Title: Action-Outcome Knowledge Dissociates From Behavior in Obsessive-Compulsive Disorder Following Contingency Degradation.
Authors: Vaghi, MM
Cardinal, RN
Apergis-Schoute, AM
Fineberg, NA
Sule, A
Robbins, TW
First Published: 9-Oct-2018
Publisher: Elsevier
Citation: Biological Psychiatry: Cognitive Neuroscience and Neuroimaging, 2019, 4 (2), pp. 200-209
Abstract: BACKGROUND: In obsessive-compulsive disorder (OCD), actions persist despite being inappropriate to the situation and without relationship to the overall goal. Dysfunctional beliefs have traditionally been postulated to underlie this condition. More recently, OCD has been characterized in terms of an imbalance between the goal-directed and the habit systems. To test these competing hypotheses, we used a novel experimental task designed to test subjective action-outcome knowledge of the effectiveness of actions (i.e., instrumental contingency), together with the balance between goal-directed and habitual responding. METHODS: Twenty-seven patients with OCD and 27 healthy control subjects were tested on a novel task involving the degradation of an action-outcome contingency. Sensitivity to instrumental contingency and the extent to which explicitly reported action-outcome knowledge guided behavior were probed by measuring response rate and subjectively reported judgments. RESULTS: Patients with OCD responded more than healthy control subjects in situations in which an action was less causally related to obtaining an outcome. However, patients showed intact explicit action-outcome knowledge, as assessed by self-report. In patients, the relationship between causality judgment and responding was altered; therefore, their actions were dissociated from explicit action-outcome knowledge. CONCLUSIONS: These findings indicate reduced sensitivity to instrumental contingency in OCD, reinforcing the notion of a deficient goal-directed system in this disorder. By showing a dissociation between subjectively reported action-outcome knowledge and behavior, the data provide experimental evidence for the ego-dystonic nature of OCD.
DOI Link: 10.1016/j.bpsc.2018.09.014
eISSN: 2451-9030
Links: https://www.sciencedirect.com/science/article/pii/S2451902218302532?via%3Dihub
http://hdl.handle.net/2381/44406
Version: Publisher Version
Status: Peer-reviewed
Type: Journal Article
Rights: Copyright © the authors, 2018. This is an open-access article distributed under the terms of the Creative Commons Attribution License (http://creativecommons.org/licenses/by/4.0/), which permits unrestricted use, distribution, and reproduction in any medium, provided the original author and source are credited.

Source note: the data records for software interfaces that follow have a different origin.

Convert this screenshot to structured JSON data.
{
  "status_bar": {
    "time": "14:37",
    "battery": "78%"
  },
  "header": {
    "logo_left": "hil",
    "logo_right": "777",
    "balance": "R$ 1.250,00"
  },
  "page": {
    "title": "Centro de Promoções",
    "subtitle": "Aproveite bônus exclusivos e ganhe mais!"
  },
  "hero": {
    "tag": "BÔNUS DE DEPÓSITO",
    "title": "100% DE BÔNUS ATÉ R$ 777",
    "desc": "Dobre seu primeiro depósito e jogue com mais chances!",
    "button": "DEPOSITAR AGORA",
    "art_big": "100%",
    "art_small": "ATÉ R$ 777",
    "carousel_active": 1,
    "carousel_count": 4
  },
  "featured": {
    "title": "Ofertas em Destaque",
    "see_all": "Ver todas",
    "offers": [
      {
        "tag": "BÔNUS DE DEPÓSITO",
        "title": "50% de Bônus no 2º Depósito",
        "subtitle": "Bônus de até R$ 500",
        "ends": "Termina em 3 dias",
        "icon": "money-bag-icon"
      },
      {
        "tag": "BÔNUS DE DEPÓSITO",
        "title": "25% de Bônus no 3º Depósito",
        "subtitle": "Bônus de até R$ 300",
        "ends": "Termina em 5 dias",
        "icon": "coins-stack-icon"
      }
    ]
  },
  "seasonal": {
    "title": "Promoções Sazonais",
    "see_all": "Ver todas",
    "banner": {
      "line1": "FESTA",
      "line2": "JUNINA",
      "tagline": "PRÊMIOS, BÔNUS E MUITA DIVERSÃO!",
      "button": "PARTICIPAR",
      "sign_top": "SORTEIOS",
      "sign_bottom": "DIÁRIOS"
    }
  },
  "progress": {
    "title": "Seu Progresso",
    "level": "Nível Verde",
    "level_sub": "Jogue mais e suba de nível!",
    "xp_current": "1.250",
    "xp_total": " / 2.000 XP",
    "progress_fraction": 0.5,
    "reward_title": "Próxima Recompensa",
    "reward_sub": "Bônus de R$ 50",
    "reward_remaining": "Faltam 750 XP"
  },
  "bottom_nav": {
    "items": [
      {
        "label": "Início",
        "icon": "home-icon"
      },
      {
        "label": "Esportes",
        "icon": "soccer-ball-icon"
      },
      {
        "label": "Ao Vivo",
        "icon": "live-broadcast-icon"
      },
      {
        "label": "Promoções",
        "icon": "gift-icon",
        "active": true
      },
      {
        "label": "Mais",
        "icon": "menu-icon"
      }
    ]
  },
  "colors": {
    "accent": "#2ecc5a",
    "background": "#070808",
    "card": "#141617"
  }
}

Description: Supplementary material cited in this article is available online at https://doi.org/10.1016/j.bpsc.2018.09.014. Raw, unprocessed behavioral dataare available at https://doi.org/10.17863/CAM.32694.
Appears in Collections:Published Articles, Dept. of Neuroscience, Psychology and Behaviour

Files in This Item:
File Description SizeFormat 
Action-Outcome Knowledge Dissociates From Behavior in Obsessive-Compulsive Disorder Following Contingency Degradation.pdfPublished (publisher PDF)1.01 MBAdobe PDFView/Open


Items in LRA are protected by copyright, with all rights reserved, unless otherwise indicated.